3 years ago

Combined effects of fish and macroinvertebrate predation on zooplankton in a littoral mesocosm experiment

A. Mamani, M. L. Koncurat, M. Boveri


Whether macrophytes offer an effective refuge for zooplankton in all shallow lakes is subject to debate. To explore potential constraints between different predator threats and the related habitat choice by zooplankton, we conducted a mesocosm experiment in 12 large-sized pools mimicking the nearshore environment with part of its length being covered by submersed macrophytes (Egeria densa) and holding a mixed zooplankton community. Four treatments were used: (i) young zooplanktivorous fish (3 silverside, Odontesthes bonariensis) in the “open-water” zone; (ii) macroinvertebrate predator (31 grass shrimp, Palaemonetes argentinus) in the vegetated zone; (iii) both, fish in the open-water and shrimp in the vegetated zones; and (iv) control with no predators. Our results show specific effects of each predator on the abundance, composition, and size of cladocerans. Regarding distribution, in control and shrimp mesocosms, no differences were found between the two zones, while cladocerans were clearly more abundant in the vegetated side in the presence of fish. When both fish and shrimp were present, cladocerans preferred the vegetated zone too, but in a smaller proportion, and their abundance was less. The presence of predatory macroinvertebrates in vegetated littoral zone reduces the refuge value of this habitat, at least for cladocerans.

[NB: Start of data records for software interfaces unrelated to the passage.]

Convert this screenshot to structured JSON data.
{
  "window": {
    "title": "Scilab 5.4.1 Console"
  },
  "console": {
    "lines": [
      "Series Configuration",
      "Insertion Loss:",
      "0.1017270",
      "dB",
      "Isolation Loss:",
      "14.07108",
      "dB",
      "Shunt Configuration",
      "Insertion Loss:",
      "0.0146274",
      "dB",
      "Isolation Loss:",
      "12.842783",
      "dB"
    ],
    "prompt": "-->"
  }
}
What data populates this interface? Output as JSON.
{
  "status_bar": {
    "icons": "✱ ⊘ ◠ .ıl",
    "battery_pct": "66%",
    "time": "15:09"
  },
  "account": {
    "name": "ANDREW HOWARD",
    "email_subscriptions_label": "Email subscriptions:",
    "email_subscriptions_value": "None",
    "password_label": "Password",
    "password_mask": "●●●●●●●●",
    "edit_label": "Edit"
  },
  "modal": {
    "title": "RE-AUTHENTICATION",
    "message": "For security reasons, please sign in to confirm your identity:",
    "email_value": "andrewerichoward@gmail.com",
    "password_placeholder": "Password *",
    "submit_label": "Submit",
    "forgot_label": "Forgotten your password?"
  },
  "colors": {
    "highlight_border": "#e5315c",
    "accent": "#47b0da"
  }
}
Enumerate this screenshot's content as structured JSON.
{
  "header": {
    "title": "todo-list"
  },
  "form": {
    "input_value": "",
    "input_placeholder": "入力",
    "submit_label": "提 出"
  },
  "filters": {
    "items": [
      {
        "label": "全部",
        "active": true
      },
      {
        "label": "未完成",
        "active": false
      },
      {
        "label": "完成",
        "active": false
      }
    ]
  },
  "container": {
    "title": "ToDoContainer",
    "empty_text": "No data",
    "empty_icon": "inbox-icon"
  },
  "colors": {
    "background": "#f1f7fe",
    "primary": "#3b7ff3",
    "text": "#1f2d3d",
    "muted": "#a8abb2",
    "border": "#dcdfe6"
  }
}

Publisher URL: https://link.springer.com/article/10.1007/s10750-018-3712-y

DOI: 10.1007/s10750-018-3712-y

You might also like
Discover & Discuss Important Research

Keeping up-to-date with research can feel impossible, with papers being published faster than you'll ever be able to read them. That's where Researcher comes in: we're simplifying discovery and making important discussions happen. With over 19,000 sources, including peer-reviewed journals, preprints, blogs, universities, podcasts and Live events across 10 research areas, you'll never miss what's important to you. It's like social media, but better. Oh, and we should mention - it's free.

  • Download from Google Play
  • Download from App Store
  • Download from AppInChina

Researcher displays publicly available abstracts and doesn’t host any full article content. If the content is open access, we will direct clicks from the abstracts to the publisher website and display the PDF copy on our platform. Clicks to view the full text will be directed to the publisher website, where only users with subscriptions or access through their institution are able to view the full article.